Trevor Paglen’s work spans image-making, sculpture, investigative journalism, writing, engineering and numerous other disciplines. Among his chief concerns are learning how to see the historical moment we live in and developing the means to imagine alternative futures. Paglen has shown his work at the Secession, Vienna; Eli and Edythe Broad Art Museum; Van Abbemuseum in the Netherlands; Frankfurter Kunstverein; Protocinema, Istanbul; Metropolitan Museum of Art; San Francisco Museum of Modern Art; Tate Modern, and numerous other venues. He has also launched an artwork into distant orbit around Earth in collaboration with Creative Time and MIT, contributed research and cinematography to the Academy Award-winning film Citizenfour, and created a radioactive public sculpture for the exclusion zone in Fukushima, Japan. He is the author of five books and numerous articles on subjects including experimental geography, state secrecy, military symbology, photography and visuality.

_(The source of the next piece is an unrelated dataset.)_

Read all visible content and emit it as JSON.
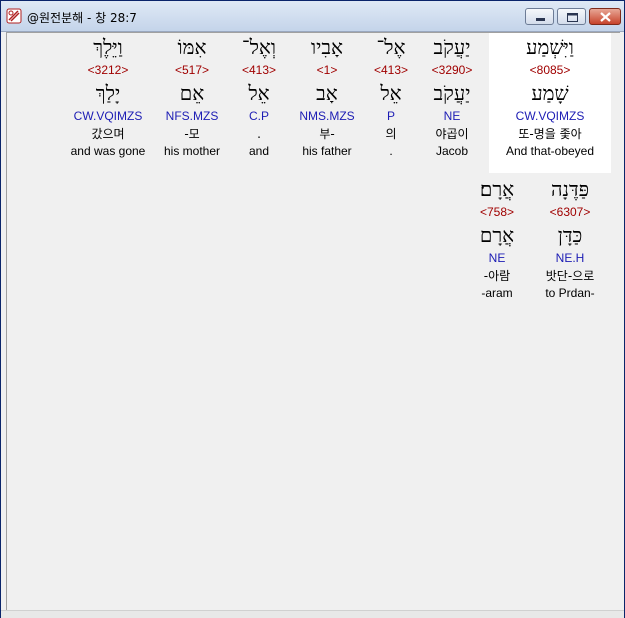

In 2014, he received the Electronic Frontier Foundation’s Pioneer Award for his work as a “groundbreaking investigative artist.” Paglen holds a B.A. from U.C. Berkeley, an M.F.A. from the Art Institute of Chicago and a Ph.D. in Geography from U.C. Berkeley.
To learn more about the artist please visit: paglen.com
Please apply via Handshake, job #563795.
Position Title: Collections Department Assistant
Winter quarter internship in Collections Dept at Cantor Arts Center/Anderson Collection - A part time position shared between the Collections Department at the Cantor and the Anderson.
One of the main projects for the intern will be to work with Jean MacDougall, Senior Registrar at the Anderson Collection, and Peg Brady, Senior Registrar at the Cantor downloading the data loggers that track each building's temperature and humidity in the galleries and collection storage and running reports from that data. This form of monitoring is an essential component of museum collection care. The student will also work on other projects related to the care of the Cantor's collection and the collection database. Up to 50% of the position may be dedicated to filing and sorting museum documentation.
This is an opportunity to gain hands-on experience working behind the scenes with the museum's collection department. No previous experience is necessary, but preference will be given to students with demonstrated interest in art history, anthropology, or archaeology. Basic sewing skills and an understanding of how to run a sewing machine is also a plus as several of the projects in collections storage will involve sewing.To apply: Send résumé (include a list of relevant courses taken) and cover letter to Peg Brady, Senior Registrar by Friday, January 13, 2017.
Stanford University is an Equal Opportunity,
Affirmative Action Employer
Location for all jobs is Stanford University
Principals only. Recruiters, do not contact the job poster.
No phone calls about this job.
Do not contact job poster about other services, products, or commercial interests.
Reposting this message elsewhere is not OK.